What you are asked to do.
The answer must consist of every line below that holds the word "text".

Provided entries.

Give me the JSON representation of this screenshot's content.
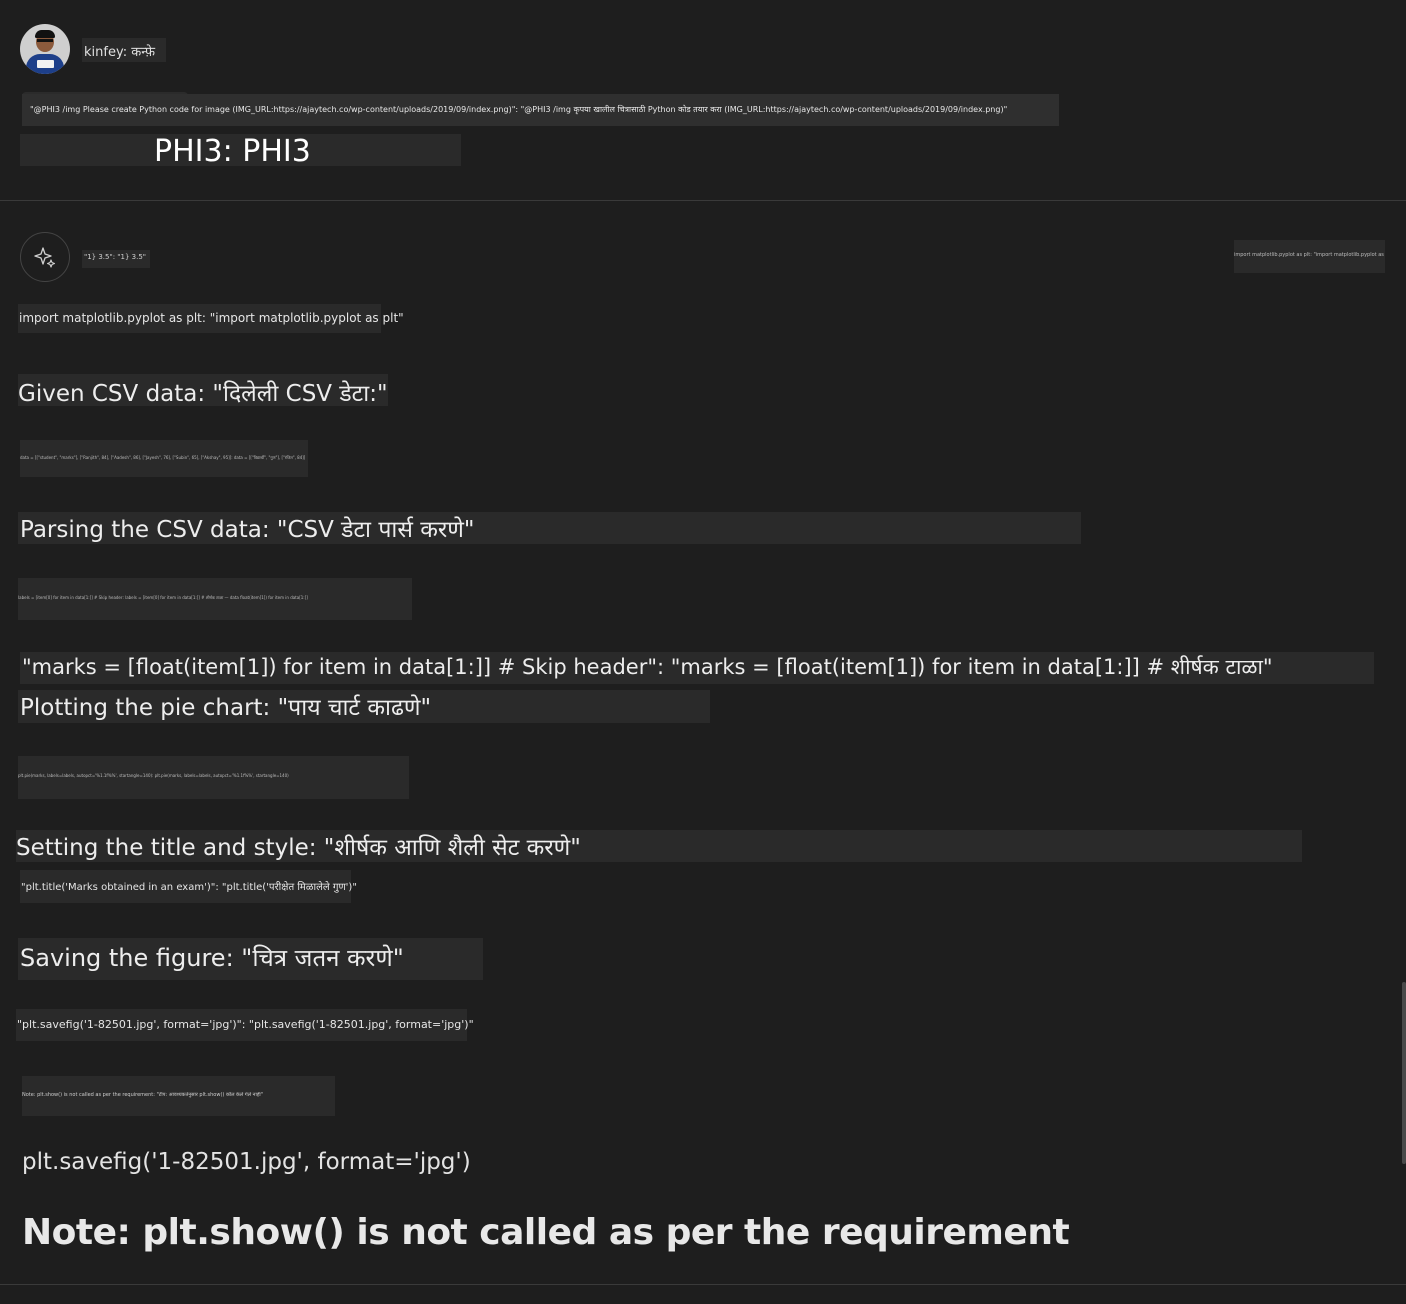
{
  "user": {
    "name_line": "kinfey: कन्फ़े",
    "prompt": "\"@PHI3 /img Please create Python code for image (IMG_URL:https://ajaytech.co/wp-content/uploads/2019/09/index.png)\": \"@PHI3 /img कृपया खालील चित्रासाठी Python कोड तयार करा (IMG_URL:https://ajaytech.co/wp-content/uploads/2019/09/index.png)\""
  },
  "agent_title": "PHI3: PHI3",
  "reply": {
    "header_small": "\"1} 3.5\": \"1} 3.5\"",
    "top_right_small": "import matplotlib.pyplot as plt: \"import matplotlib.pyplot as plt\"",
    "import_line": "import matplotlib.pyplot as plt: \"import matplotlib.pyplot as plt\"",
    "given_csv": "Given CSV data: \"दिलेली CSV डेटा:\"",
    "csv_code": "data = [[\"student\", \"marks\"], [\"Ranjith\", 84], [\"Aadesh\", 86], [\"Jayesh\", 76], [\"Subin\", 65], [\"Akshay\", 95]]: data = [[\"विद्यार्थी\", \"गुण\"], [\"रंजित\", 84]]",
    "parsing": "Parsing the CSV data: \"CSV डेटा पार्स करणे\"",
    "parse_code": "labels = [item[0] for item in data[1:]] # Skip header: labels = [item[0] for item in data[1:]] # शीर्षक टाळा — data float(item[1]) for item in data[1:]]",
    "marks_line": "\"marks = [float(item[1]) for item in data[1:]] # Skip header\": \"marks = [float(item[1]) for item in data[1:]] # शीर्षक टाळा\"",
    "plotting": "Plotting the pie chart: \"पाय चार्ट काढणे\"",
    "plot_code": "plt.pie(marks, labels=labels, autopct='%1.1f%%', startangle=140): plt.pie(marks, labels=labels, autopct='%1.1f%%', startangle=140)",
    "setting": "Setting the title and style: \"शीर्षक आणि शैली सेट करणे\"",
    "title_code": "\"plt.title('Marks obtained in an exam')\": \"plt.title('परीक्षेत मिळालेले गुण')\"",
    "saving": "Saving the figure: \"चित्र जतन करणे\"",
    "savefig_code": "\"plt.savefig('1-82501.jpg', format='jpg')\": \"plt.savefig('1-82501.jpg', format='jpg')\"",
    "note_small": "Note: plt.show() is not called as per the requirement: \"टीप: आवश्यकतेनुसार plt.show() कॉल केले गेले नाही\"",
    "savefig_plain": "plt.savefig('1-82501.jpg', format='jpg')",
    "note_large": "Note: plt.show() is not called as per the requirement"
  },
  "icons": {
    "avatar": "user-avatar",
    "bot": "sparkle-icon"
  }
}
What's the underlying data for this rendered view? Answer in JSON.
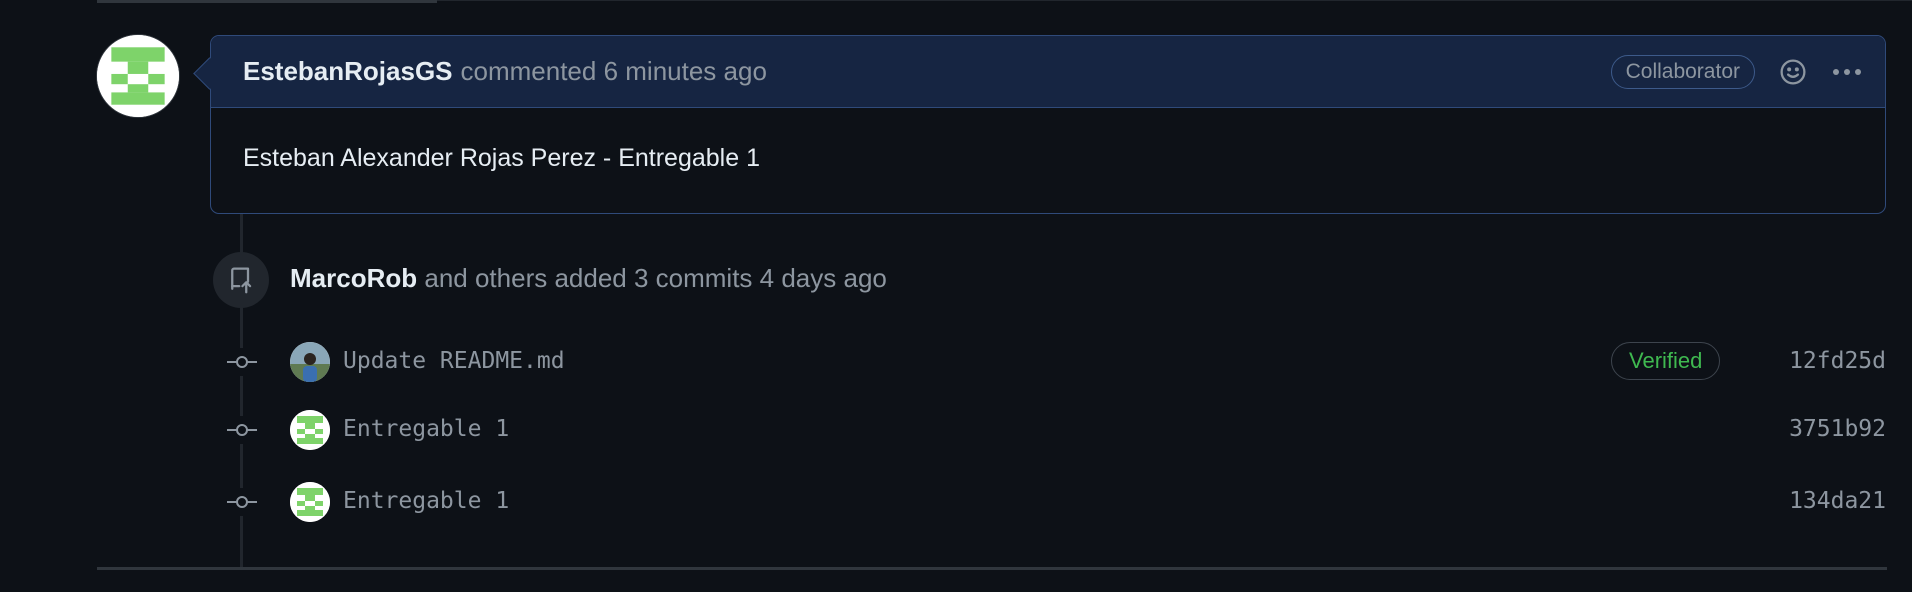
{
  "comment": {
    "author": "EstebanRojasGS",
    "action_time": "commented 6 minutes ago",
    "role_badge": "Collaborator",
    "body": "Esteban Alexander Rojas Perez - Entregable 1"
  },
  "icons": {
    "reaction": "smiley-icon",
    "more": "kebab-horizontal-icon",
    "push": "repo-push-icon",
    "commit": "git-commit-icon"
  },
  "summary": {
    "user": "MarcoRob",
    "text": "and others added 3 commits 4 days ago"
  },
  "commits": [
    {
      "message": "Update README.md",
      "verified_label": "Verified",
      "sha": "12fd25d"
    },
    {
      "message": "Entregable 1",
      "sha": "3751b92"
    },
    {
      "message": "Entregable 1",
      "sha": "134da21"
    }
  ],
  "colors": {
    "background": "#0d1117",
    "header_bg": "#162542",
    "border_accent": "#2f4a7a",
    "verified_green": "#3fb950",
    "avatar_green": "#7ed36a"
  }
}
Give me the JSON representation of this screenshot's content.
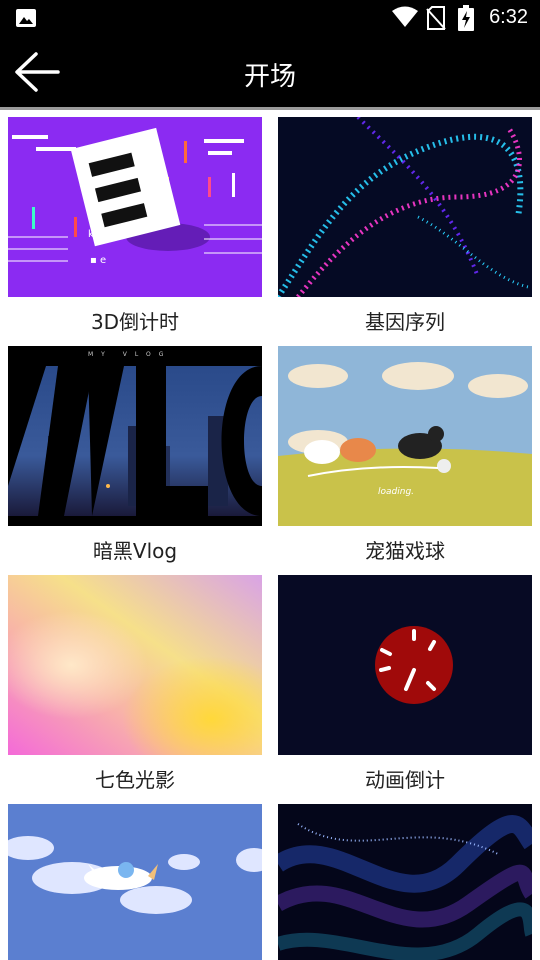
{
  "status_bar": {
    "time": "6:32",
    "icons": [
      "image-icon",
      "wifi-icon",
      "no-sim-icon",
      "battery-charging-icon"
    ]
  },
  "app_bar": {
    "back_icon": "back-arrow-icon",
    "title": "开场"
  },
  "templates": [
    {
      "label": "3D倒计时"
    },
    {
      "label": "基因序列"
    },
    {
      "label": "暗黑Vlog"
    },
    {
      "label": "宠猫戏球"
    },
    {
      "label": "七色光影"
    },
    {
      "label": "动画倒计"
    },
    {
      "label": ""
    },
    {
      "label": ""
    }
  ],
  "colors": {
    "bar_background": "#000000",
    "page_background": "#ffffff",
    "text": "#222222"
  }
}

Task output.
    "text": "and others added 3 commits 4 days ago"
    "text": "#222222"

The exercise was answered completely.